◆ **RECORDS PROVIDED**
..........
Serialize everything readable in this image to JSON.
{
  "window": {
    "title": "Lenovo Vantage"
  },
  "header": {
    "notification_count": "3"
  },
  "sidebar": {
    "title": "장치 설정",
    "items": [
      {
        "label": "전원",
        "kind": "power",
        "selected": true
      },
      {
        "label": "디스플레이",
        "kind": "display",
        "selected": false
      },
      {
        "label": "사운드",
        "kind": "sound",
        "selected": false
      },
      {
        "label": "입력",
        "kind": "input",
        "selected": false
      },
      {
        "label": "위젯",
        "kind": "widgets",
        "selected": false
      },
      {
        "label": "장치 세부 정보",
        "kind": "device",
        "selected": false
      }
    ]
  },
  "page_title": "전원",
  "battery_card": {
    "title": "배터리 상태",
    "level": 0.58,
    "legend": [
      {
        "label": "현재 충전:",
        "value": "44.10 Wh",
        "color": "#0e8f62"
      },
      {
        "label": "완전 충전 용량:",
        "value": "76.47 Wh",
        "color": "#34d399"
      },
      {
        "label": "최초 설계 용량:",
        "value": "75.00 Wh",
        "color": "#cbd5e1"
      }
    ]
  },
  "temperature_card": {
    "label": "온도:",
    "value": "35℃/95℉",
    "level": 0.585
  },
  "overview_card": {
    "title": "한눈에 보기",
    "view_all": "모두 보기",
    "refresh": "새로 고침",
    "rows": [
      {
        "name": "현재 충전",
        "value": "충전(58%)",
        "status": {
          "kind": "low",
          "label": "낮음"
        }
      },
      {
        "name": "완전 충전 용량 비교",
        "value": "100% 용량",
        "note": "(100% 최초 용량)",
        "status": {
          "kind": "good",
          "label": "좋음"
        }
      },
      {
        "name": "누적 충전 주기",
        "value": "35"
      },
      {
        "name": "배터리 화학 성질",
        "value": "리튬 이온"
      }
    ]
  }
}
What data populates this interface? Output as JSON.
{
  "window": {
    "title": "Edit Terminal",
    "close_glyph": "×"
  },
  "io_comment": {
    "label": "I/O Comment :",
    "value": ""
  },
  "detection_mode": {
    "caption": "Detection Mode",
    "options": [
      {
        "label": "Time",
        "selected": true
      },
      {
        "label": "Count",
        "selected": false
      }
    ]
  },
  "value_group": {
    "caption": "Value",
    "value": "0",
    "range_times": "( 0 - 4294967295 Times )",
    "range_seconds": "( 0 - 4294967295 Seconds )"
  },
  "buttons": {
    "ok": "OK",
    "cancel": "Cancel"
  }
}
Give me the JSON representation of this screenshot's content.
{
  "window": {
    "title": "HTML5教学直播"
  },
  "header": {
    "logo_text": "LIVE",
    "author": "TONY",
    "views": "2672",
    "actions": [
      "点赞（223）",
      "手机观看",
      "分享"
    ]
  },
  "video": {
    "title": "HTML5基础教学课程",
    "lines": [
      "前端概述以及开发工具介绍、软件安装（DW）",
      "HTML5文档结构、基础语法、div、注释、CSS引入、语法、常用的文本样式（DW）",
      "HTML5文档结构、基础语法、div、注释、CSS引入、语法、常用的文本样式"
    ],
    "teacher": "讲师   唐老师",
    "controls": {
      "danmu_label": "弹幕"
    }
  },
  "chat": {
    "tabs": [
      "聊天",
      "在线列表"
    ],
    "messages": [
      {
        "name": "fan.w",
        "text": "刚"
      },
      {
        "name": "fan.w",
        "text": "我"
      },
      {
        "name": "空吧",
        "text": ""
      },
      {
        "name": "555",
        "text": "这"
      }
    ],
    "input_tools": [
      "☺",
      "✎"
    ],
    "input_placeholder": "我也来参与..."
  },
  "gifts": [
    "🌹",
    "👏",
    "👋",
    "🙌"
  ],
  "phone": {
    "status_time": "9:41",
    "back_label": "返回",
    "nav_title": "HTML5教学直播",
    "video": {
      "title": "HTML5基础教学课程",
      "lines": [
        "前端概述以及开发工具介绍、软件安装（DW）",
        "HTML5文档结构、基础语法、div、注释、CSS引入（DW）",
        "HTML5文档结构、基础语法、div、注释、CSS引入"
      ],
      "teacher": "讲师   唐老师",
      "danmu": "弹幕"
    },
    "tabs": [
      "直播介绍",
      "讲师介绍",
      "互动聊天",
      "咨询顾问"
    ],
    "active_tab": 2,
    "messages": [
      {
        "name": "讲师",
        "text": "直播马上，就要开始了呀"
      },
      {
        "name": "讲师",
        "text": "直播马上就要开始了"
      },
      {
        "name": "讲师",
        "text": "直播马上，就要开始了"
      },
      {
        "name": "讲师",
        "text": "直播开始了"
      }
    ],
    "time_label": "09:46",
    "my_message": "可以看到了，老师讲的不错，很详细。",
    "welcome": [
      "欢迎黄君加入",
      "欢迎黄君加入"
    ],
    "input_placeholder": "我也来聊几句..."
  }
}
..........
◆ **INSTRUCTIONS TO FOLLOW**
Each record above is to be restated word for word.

◆ **RESPONSE**
Serialize everything readable in this image to JSON.
{
  "window": {
    "title": "Lenovo Vantage"
  },
  "header": {
    "notification_count": "3"
  },
  "sidebar": {
    "title": "장치 설정",
    "items": [
      {
        "label": "전원",
        "kind": "power",
        "selected": true
      },
      {
        "label": "디스플레이",
        "kind": "display",
        "selected": false
      },
      {
        "label": "사운드",
        "kind": "sound",
        "selected": false
      },
      {
        "label": "입력",
        "kind": "input",
        "selected": false
      },
      {
        "label": "위젯",
        "kind": "widgets",
        "selected": false
      },
      {
        "label": "장치 세부 정보",
        "kind": "device",
        "selected": false
      }
    ]
  },
  "page_title": "전원",
  "battery_card": {
    "title": "배터리 상태",
    "level": 0.58,
    "legend": [
      {
        "label": "현재 충전:",
        "value": "44.10 Wh",
        "color": "#0e8f62"
      },
      {
        "label": "완전 충전 용량:",
        "value": "76.47 Wh",
        "color": "#34d399"
      },
      {
        "label": "최초 설계 용량:",
        "value": "75.00 Wh",
        "color": "#cbd5e1"
      }
    ]
  },
  "temperature_card": {
    "label": "온도:",
    "value": "35℃/95℉",
    "level": 0.585
  },
  "overview_card": {
    "title": "한눈에 보기",
    "view_all": "모두 보기",
    "refresh": "새로 고침",
    "rows": [
      {
        "name": "현재 충전",
        "value": "충전(58%)",
        "status": {
          "kind": "low",
          "label": "낮음"
        }
      },
      {
        "name": "완전 충전 용량 비교",
        "value": "100% 용량",
        "note": "(100% 최초 용량)",
        "status": {
          "kind": "good",
          "label": "좋음"
        }
      },
      {
        "name": "누적 충전 주기",
        "value": "35"
      },
      {
        "name": "배터리 화학 성질",
        "value": "리튬 이온"
      }
    ]
  }
}
What data populates this interface? Output as JSON.
{
  "window": {
    "title": "Edit Terminal",
    "close_glyph": "×"
  },
  "io_comment": {
    "label": "I/O Comment :",
    "value": ""
  },
  "detection_mode": {
    "caption": "Detection Mode",
    "options": [
      {
        "label": "Time",
        "selected": true
      },
      {
        "label": "Count",
        "selected": false
      }
    ]
  },
  "value_group": {
    "caption": "Value",
    "value": "0",
    "range_times": "( 0 - 4294967295 Times )",
    "range_seconds": "( 0 - 4294967295 Seconds )"
  },
  "buttons": {
    "ok": "OK",
    "cancel": "Cancel"
  }
}
Give me the JSON representation of this screenshot's content.
{
  "window": {
    "title": "HTML5教学直播"
  },
  "header": {
    "logo_text": "LIVE",
    "author": "TONY",
    "views": "2672",
    "actions": [
      "点赞（223）",
      "手机观看",
      "分享"
    ]
  },
  "video": {
    "title": "HTML5基础教学课程",
    "lines": [
      "前端概述以及开发工具介绍、软件安装（DW）",
      "HTML5文档结构、基础语法、div、注释、CSS引入、语法、常用的文本样式（DW）",
      "HTML5文档结构、基础语法、div、注释、CSS引入、语法、常用的文本样式"
    ],
    "teacher": "讲师   唐老师",
    "controls": {
      "danmu_label": "弹幕"
    }
  },
  "chat": {
    "tabs": [
      "聊天",
      "在线列表"
    ],
    "messages": [
      {
        "name": "fan.w",
        "text": "刚"
      },
      {
        "name": "fan.w",
        "text": "我"
      },
      {
        "name": "空吧",
        "text": ""
      },
      {
        "name": "555",
        "text": "这"
      }
    ],
    "input_tools": [
      "☺",
      "✎"
    ],
    "input_placeholder": "我也来参与..."
  },
  "gifts": [
    "🌹",
    "👏",
    "👋",
    "🙌"
  ],
  "phone": {
    "status_time": "9:41",
    "back_label": "返回",
    "nav_title": "HTML5教学直播",
    "video": {
      "title": "HTML5基础教学课程",
      "lines": [
        "前端概述以及开发工具介绍、软件安装（DW）",
        "HTML5文档结构、基础语法、div、注释、CSS引入（DW）",
        "HTML5文档结构、基础语法、div、注释、CSS引入"
      ],
      "teacher": "讲师   唐老师",
      "danmu": "弹幕"
    },
    "tabs": [
      "直播介绍",
      "讲师介绍",
      "互动聊天",
      "咨询顾问"
    ],
    "active_tab": 2,
    "messages": [
      {
        "name": "讲师",
        "text": "直播马上，就要开始了呀"
      },
      {
        "name": "讲师",
        "text": "直播马上就要开始了"
      },
      {
        "name": "讲师",
        "text": "直播马上，就要开始了"
      },
      {
        "name": "讲师",
        "text": "直播开始了"
      }
    ],
    "time_label": "09:46",
    "my_message": "可以看到了，老师讲的不错，很详细。",
    "welcome": [
      "欢迎黄君加入",
      "欢迎黄君加入"
    ],
    "input_placeholder": "我也来聊几句..."
  }
}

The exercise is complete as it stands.